SUPPLIED ENTRIES Start Marker
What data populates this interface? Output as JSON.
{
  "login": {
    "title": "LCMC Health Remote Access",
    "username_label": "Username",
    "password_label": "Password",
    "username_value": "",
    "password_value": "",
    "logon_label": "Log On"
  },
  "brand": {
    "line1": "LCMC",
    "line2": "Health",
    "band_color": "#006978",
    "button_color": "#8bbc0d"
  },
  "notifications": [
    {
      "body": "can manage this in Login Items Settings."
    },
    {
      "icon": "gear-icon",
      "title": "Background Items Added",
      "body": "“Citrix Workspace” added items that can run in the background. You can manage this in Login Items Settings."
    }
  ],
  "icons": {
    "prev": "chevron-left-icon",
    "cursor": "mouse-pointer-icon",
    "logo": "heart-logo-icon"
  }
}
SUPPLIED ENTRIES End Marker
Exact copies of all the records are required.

What data populates this interface? Output as JSON.
{
  "login": {
    "title": "LCMC Health Remote Access",
    "username_label": "Username",
    "password_label": "Password",
    "username_value": "",
    "password_value": "",
    "logon_label": "Log On"
  },
  "brand": {
    "line1": "LCMC",
    "line2": "Health",
    "band_color": "#006978",
    "button_color": "#8bbc0d"
  },
  "notifications": [
    {
      "body": "can manage this in Login Items Settings."
    },
    {
      "icon": "gear-icon",
      "title": "Background Items Added",
      "body": "“Citrix Workspace” added items that can run in the background. You can manage this in Login Items Settings."
    }
  ],
  "icons": {
    "prev": "chevron-left-icon",
    "cursor": "mouse-pointer-icon",
    "logo": "heart-logo-icon"
  }
}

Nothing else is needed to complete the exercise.